Could you copy every line of the data that contains the word "author"?

**** SOURCE DATA ****

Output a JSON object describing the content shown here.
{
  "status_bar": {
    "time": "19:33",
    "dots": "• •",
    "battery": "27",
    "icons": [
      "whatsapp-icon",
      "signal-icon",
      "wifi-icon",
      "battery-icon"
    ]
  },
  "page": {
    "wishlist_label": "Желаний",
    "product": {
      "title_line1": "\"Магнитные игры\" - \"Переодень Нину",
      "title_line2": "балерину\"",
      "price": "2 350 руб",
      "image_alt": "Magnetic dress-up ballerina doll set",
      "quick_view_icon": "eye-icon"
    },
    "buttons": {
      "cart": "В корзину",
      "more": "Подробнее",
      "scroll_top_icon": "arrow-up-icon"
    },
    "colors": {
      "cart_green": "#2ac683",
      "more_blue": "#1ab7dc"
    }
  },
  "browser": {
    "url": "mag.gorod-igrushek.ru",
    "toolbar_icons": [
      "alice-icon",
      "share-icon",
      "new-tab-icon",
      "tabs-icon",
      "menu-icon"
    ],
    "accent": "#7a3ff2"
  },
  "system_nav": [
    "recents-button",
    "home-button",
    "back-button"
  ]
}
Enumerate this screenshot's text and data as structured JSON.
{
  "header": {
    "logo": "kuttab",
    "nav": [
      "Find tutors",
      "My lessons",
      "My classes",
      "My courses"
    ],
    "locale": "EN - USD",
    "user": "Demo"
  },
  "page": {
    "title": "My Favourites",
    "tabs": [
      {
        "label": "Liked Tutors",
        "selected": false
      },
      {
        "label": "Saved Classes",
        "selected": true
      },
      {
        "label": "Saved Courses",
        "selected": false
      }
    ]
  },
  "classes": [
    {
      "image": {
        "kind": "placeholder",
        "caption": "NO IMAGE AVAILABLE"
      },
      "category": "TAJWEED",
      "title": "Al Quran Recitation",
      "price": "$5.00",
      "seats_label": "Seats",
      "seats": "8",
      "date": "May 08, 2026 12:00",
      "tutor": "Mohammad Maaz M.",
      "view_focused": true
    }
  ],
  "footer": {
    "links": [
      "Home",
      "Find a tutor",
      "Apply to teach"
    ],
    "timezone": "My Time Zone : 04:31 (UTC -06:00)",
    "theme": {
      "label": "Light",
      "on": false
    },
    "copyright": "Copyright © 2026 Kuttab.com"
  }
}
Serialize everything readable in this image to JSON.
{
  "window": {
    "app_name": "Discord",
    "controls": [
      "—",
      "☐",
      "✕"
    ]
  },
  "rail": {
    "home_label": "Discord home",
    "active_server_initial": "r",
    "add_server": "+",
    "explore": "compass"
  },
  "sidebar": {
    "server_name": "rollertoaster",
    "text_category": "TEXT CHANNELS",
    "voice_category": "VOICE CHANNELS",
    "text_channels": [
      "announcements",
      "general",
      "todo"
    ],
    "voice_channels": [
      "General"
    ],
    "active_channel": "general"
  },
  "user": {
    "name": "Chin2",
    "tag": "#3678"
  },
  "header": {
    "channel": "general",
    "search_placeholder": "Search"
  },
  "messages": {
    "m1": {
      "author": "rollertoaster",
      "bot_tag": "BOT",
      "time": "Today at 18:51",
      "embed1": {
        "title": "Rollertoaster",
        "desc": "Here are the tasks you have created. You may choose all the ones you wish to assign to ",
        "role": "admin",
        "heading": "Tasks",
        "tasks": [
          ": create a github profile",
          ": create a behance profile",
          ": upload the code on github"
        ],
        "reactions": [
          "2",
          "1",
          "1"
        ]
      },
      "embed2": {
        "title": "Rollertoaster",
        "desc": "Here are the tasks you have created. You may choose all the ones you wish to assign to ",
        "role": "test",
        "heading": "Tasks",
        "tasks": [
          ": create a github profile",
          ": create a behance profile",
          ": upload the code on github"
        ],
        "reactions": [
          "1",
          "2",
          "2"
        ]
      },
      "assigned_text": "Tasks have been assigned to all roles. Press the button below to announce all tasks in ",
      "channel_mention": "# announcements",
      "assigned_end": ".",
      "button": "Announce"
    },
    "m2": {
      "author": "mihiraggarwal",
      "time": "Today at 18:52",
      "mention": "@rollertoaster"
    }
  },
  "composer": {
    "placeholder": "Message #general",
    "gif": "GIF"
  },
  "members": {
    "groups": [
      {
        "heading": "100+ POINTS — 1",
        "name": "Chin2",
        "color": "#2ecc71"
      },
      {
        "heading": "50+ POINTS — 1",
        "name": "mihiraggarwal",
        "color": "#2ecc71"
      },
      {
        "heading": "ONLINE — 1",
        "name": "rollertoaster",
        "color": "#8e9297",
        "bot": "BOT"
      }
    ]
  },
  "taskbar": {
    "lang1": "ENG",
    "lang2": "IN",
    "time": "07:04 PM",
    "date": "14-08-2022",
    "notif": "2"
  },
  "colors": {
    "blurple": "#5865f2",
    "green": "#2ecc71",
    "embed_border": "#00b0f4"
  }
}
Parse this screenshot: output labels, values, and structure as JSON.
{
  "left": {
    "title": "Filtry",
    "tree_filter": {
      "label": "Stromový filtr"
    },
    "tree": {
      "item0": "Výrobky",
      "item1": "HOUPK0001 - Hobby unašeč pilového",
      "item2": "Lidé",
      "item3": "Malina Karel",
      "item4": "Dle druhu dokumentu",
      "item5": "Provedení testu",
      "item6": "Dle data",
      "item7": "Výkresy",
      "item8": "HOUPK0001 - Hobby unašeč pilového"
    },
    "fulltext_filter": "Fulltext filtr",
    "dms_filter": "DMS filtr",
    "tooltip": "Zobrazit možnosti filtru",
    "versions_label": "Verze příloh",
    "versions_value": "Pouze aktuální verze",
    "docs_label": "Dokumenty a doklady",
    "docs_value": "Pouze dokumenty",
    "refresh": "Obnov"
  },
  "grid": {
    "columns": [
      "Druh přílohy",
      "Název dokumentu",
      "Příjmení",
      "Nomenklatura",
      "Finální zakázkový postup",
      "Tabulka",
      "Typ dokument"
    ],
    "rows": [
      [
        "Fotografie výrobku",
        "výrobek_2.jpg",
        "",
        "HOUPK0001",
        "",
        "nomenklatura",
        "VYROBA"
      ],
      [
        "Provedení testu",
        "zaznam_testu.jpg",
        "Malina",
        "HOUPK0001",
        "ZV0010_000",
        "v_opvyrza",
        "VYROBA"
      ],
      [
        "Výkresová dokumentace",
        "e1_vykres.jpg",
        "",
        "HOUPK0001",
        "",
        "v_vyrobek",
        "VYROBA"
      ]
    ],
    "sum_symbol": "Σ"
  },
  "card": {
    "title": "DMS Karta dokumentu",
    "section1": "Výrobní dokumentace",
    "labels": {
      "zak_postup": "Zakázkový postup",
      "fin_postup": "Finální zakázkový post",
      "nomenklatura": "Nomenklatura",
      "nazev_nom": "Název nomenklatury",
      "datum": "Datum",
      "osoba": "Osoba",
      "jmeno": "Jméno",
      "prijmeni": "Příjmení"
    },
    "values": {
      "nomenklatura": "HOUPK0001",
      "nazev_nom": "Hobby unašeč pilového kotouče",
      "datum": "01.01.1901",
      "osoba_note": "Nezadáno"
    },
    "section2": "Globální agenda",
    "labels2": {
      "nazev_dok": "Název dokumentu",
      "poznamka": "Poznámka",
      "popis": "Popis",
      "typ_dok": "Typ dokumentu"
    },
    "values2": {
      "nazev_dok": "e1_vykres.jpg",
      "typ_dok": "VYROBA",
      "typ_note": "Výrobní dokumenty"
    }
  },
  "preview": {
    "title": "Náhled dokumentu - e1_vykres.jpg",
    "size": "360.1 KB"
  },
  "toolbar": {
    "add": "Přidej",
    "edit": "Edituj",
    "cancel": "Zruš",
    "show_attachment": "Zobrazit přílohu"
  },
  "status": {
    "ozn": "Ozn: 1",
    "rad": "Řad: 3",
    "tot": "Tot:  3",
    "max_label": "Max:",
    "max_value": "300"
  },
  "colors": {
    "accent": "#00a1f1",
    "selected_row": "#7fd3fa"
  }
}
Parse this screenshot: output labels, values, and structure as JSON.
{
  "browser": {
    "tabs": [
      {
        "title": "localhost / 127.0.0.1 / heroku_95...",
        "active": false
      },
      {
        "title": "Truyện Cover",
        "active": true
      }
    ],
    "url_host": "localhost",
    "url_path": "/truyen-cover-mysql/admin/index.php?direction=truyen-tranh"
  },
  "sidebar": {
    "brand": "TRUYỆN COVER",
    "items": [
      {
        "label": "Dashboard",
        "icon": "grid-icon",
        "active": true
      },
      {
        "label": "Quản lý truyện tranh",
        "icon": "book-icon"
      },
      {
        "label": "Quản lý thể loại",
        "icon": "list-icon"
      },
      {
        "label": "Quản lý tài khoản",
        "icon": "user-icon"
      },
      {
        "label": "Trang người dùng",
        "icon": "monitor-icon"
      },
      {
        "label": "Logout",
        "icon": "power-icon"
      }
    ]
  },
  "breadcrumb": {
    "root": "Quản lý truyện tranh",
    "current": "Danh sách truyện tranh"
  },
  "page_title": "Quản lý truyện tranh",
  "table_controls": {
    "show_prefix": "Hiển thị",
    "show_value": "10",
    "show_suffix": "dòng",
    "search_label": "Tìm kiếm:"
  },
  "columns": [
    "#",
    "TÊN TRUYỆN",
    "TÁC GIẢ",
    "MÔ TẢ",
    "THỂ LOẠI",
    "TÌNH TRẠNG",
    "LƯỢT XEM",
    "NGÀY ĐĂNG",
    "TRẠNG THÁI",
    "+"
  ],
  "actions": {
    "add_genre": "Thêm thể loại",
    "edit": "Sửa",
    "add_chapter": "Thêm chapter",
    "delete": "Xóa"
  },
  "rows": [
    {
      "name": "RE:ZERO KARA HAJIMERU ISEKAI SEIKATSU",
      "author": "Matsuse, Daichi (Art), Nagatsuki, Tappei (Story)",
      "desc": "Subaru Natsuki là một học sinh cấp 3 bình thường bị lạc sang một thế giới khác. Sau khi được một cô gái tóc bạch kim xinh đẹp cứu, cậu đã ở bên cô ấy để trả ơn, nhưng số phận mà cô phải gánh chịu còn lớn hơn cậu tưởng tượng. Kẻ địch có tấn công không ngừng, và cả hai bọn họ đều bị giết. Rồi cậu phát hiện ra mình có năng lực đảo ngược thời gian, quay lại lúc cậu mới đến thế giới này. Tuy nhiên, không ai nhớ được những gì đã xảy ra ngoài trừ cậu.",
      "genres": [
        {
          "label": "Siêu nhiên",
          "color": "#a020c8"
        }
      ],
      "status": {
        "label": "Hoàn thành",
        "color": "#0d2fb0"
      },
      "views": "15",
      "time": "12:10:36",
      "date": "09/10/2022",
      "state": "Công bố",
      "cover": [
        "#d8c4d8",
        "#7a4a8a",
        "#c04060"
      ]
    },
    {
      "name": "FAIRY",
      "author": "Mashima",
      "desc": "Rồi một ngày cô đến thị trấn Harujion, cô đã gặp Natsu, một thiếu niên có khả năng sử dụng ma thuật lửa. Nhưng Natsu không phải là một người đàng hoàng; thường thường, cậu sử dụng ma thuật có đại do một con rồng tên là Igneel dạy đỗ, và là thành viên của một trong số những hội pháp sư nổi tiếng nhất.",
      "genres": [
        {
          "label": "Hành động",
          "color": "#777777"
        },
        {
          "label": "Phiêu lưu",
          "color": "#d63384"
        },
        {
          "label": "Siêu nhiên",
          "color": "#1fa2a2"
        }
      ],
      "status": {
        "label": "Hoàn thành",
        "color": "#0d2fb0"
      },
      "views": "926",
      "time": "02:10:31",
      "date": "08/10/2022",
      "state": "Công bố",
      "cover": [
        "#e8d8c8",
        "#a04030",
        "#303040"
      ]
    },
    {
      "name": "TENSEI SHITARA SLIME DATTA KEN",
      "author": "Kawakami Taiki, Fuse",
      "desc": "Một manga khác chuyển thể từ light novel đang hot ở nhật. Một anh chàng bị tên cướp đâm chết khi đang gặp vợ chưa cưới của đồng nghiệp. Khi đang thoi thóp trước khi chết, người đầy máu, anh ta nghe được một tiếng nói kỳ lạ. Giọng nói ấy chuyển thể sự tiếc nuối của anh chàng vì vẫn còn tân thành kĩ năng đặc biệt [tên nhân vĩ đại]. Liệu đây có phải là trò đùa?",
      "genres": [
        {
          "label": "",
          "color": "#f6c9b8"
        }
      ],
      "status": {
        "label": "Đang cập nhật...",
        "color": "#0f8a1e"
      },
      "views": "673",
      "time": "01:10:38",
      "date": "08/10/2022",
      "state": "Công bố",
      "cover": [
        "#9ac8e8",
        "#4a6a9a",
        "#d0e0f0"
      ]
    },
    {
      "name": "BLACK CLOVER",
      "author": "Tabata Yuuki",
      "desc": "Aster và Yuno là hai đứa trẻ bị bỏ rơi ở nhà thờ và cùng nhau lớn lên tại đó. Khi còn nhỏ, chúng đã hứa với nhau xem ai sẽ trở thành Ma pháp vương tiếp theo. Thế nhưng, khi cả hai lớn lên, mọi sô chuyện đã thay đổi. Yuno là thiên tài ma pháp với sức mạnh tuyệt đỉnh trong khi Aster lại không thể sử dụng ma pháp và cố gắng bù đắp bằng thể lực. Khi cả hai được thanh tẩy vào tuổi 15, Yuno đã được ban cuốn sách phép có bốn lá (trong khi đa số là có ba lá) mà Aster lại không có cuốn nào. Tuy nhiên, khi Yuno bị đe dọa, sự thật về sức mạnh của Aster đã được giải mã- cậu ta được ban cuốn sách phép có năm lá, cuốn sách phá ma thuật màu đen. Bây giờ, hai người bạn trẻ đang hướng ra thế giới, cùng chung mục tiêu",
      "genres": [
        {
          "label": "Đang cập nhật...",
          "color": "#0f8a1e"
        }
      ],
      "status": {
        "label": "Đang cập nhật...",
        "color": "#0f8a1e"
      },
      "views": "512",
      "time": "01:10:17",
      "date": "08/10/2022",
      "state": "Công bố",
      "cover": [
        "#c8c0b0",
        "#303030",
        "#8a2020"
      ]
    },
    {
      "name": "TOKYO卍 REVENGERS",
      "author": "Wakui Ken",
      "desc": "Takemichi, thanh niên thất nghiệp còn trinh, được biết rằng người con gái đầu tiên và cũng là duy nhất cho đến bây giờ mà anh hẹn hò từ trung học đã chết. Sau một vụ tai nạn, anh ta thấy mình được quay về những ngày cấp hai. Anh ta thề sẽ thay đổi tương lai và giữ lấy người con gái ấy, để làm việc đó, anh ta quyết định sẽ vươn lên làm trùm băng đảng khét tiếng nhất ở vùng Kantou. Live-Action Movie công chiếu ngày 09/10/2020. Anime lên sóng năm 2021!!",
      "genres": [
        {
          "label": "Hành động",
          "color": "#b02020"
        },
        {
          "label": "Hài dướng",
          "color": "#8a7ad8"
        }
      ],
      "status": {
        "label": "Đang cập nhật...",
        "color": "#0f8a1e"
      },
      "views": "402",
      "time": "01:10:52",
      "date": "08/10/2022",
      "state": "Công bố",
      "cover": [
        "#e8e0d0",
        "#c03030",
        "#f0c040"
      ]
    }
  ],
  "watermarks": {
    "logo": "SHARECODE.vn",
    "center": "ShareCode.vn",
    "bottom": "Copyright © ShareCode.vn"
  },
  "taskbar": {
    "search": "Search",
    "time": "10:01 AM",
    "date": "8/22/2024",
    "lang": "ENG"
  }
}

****

## SOLUTION TO THIS PROBLEM
      "author": "rollertoaster",
      "author": "mihiraggarwal",
      "author": "Matsuse, Daichi (Art), Nagatsuki, Tappei (Story)",
      "author": "Mashima",
      "author": "Kawakami Taiki, Fuse",
      "author": "Tabata Yuuki",
      "author": "Wakui Ken",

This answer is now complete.